With the termination of long-tenured Titans coach Jeff Fisher, a position of power opens in the NFL.
The head of the Competition Committee.
Pro Football Talk's Mike Florio makes an excellent suggestion; place Steelers coach Mike Tomlin on that committee. Not to play Devil's Advocate, but do we really think the league will want to place the coach of the team that racked up more fines than any other in a position to alter the rules the league so ardently imposed this season?
No, but that's exactly why they should do it.
The committee, which is currently co-chaired by Fisher (who will likely be removed from this spot) and Falcons GM Rich McKay, Bengals coach Marvin Lewis, Giants COO John Mara, Texans GM Rick Smith, Ravens GM Ozzie Newsome, Colts president Bill Polian and Cowboys COO Stephen Jones.
With Fisher's absence, the committee only has one coach left, Lewis. While the presence of so much general management, the balance of power in the hypothetical "us vs. them" battle is slanted too heavily in favor of upper management, and the insight of the guys directly in the crosshairs of the penalties being called is a necessity.
Tomlin, unlike many other young coaches (ahemJosh McDaniels) has operated with the maturity and vision of a coach who's been in his position for 20 years. He was outspoken enough to defend James Harrison and the littany of fines he was assessed this year, but was also strong enough of a leader to get Harrison past the issue, coaching him to what the league was forcing the players to do.
It's difficult to see anyone complaining about the way Tomlin conducts himself, and his demonstration of consistent leadership is ideal for a position on that committee.
This isn't to suggest he should be the co-chair of the committee; that rightfully is and was held by men with far more experience than Tomlin has. If they feel it's necessary to have it split between a GM and a coach, Lewis would make perfect sense to replace Fisher alongside McKay.
The group, in McKay's words, is "charged with the stewardship of the quality of the game."
No team has battled with the league more this year than the Steelers.
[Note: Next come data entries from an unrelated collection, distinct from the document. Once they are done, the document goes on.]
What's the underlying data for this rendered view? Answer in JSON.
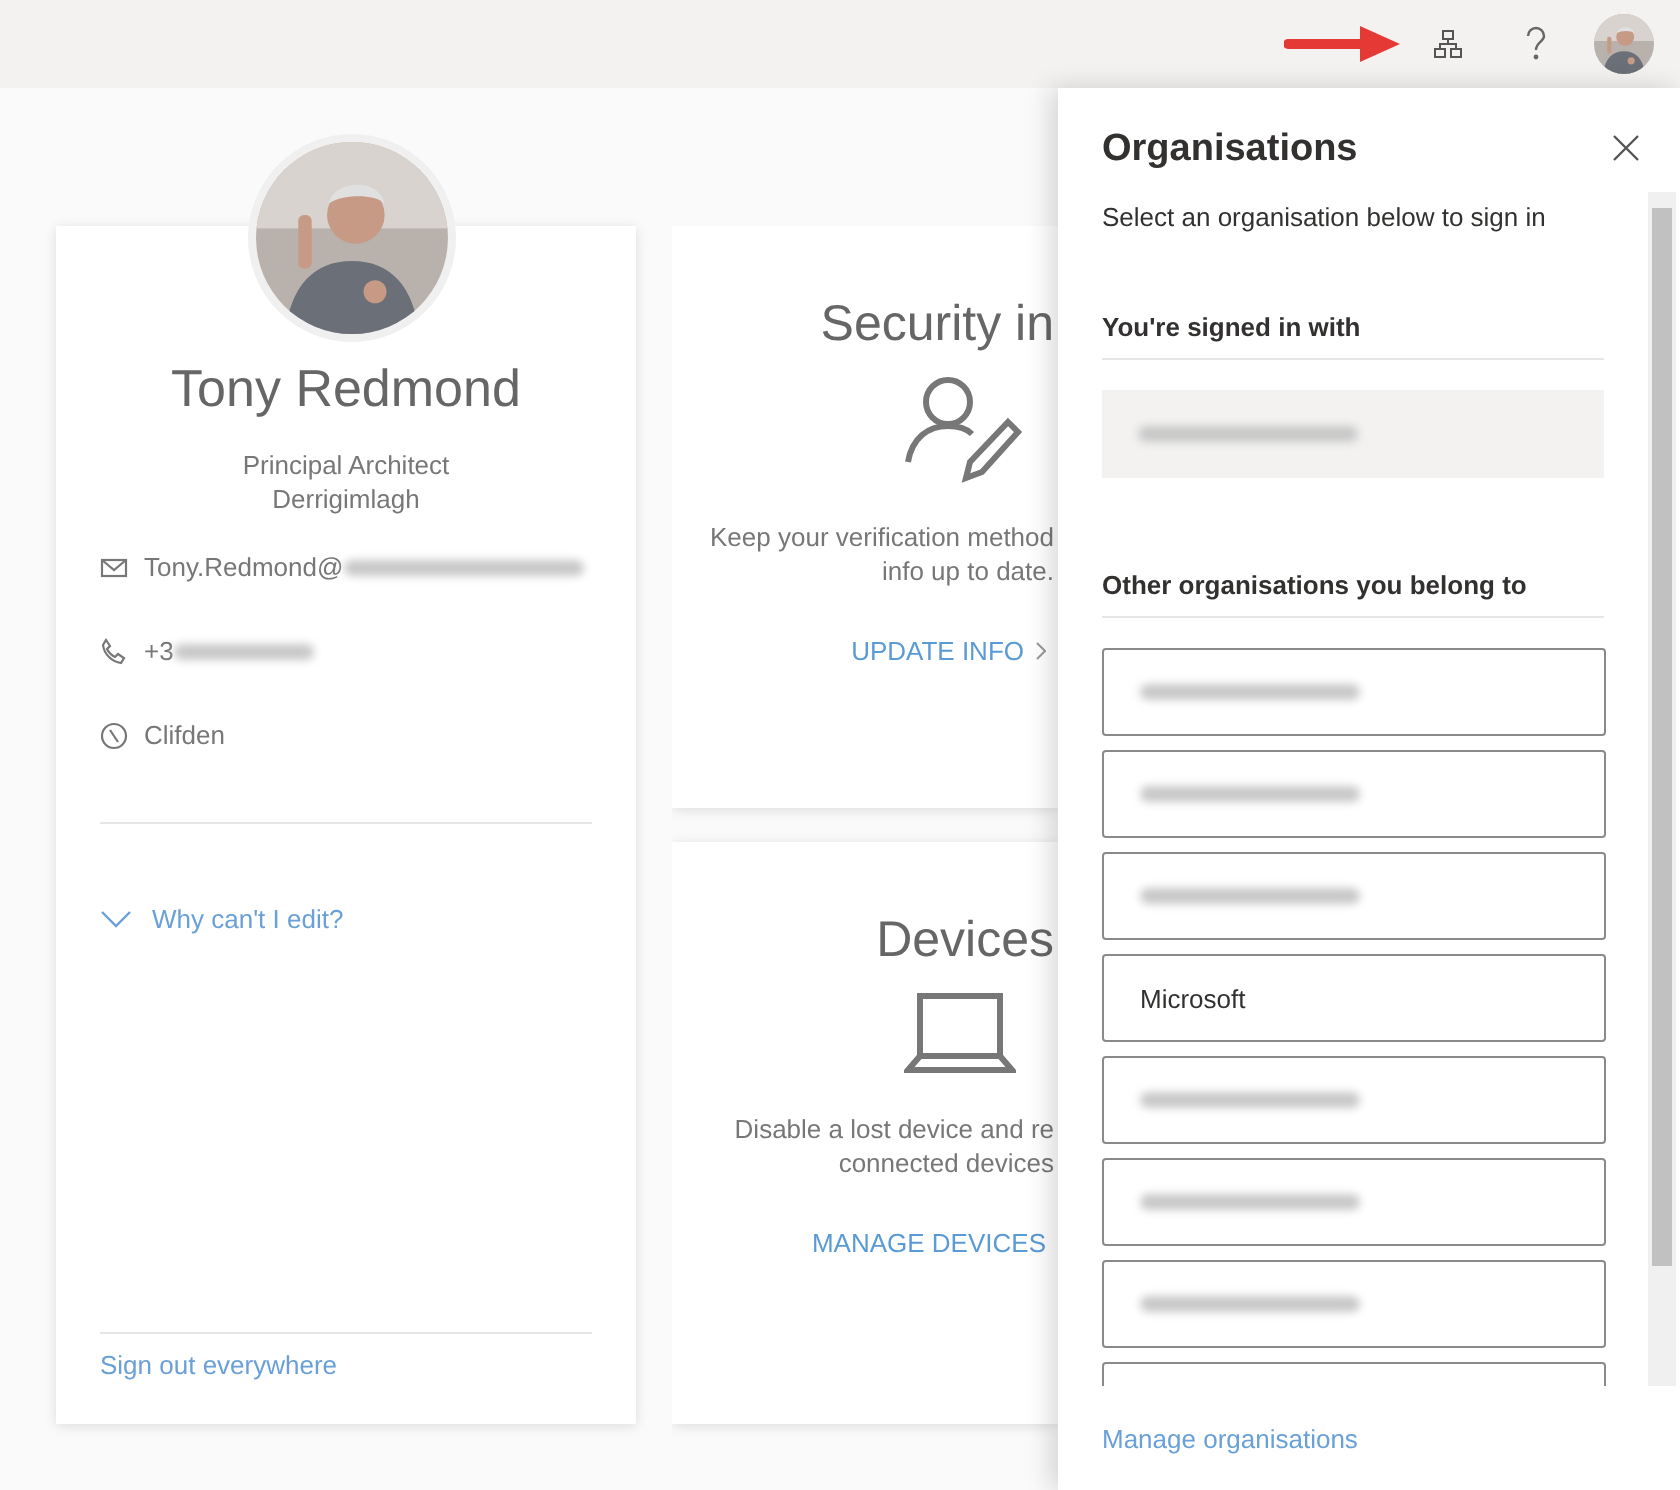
{
  "profile": {
    "name": "Tony Redmond",
    "title": "Principal Architect",
    "location_line": "Derrigimlagh",
    "contacts": [
      {
        "kind": "email",
        "text": "Tony.Redmond@",
        "blurred": true
      },
      {
        "kind": "phone",
        "text": "+3",
        "blurred": true
      },
      {
        "kind": "location",
        "text": "Clifden",
        "blurred": false
      }
    ],
    "why_link": "Why can't I edit?",
    "sign_out": "Sign out everywhere"
  },
  "cards": [
    {
      "kind": "security",
      "title": "Security in",
      "lines": [
        "Keep your verification method",
        "info up to date."
      ],
      "action": "UPDATE INFO",
      "chevron": true
    },
    {
      "kind": "devices",
      "title": "Devices",
      "lines": [
        "Disable a lost device and re",
        "connected devices"
      ],
      "action": "MANAGE DEVICES",
      "chevron": false
    }
  ],
  "panel": {
    "title": "Organisations",
    "subtitle": "Select an organisation below to sign in",
    "signed_in_heading": "You're signed in with",
    "signed_in": {
      "kind": "blurred"
    },
    "others_heading": "Other organisations you belong to",
    "organisations": [
      {
        "kind": "blurred"
      },
      {
        "kind": "blurred"
      },
      {
        "kind": "blurred"
      },
      {
        "kind": "text",
        "name": "Microsoft"
      },
      {
        "kind": "blurred"
      },
      {
        "kind": "blurred"
      },
      {
        "kind": "blurred"
      },
      {
        "kind": "cut"
      }
    ],
    "footer_link": "Manage organisations"
  }
}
If the committee is true to the vision McKay mentioned, Tomlin is the perfect leader for it. The demographics appear to be balanced racially, but age looks to be a bit of a discrepancy. Tomlin is young (38 years old) but already has as much or more tenure in his current position than about half the rest of the league's coaches have in theirs.
He's an old school coach who's not interested in being friends with his players, but he's connected more to the younger players than many coaches are. He fights for his players, and defends them against what he feels are unfair penalties, but never openly complains about those penalties, and won't allow his team to use them as excuses.
That's the mindset the competition committee needs; a fresh perspective while being mindful of the need to go about things the right way. He's making his second Super Bowl appearance in four years after never previously being a head coach. He's doing something right. The NFL ownership group would be wise to put Tomlin in a position of league leadership.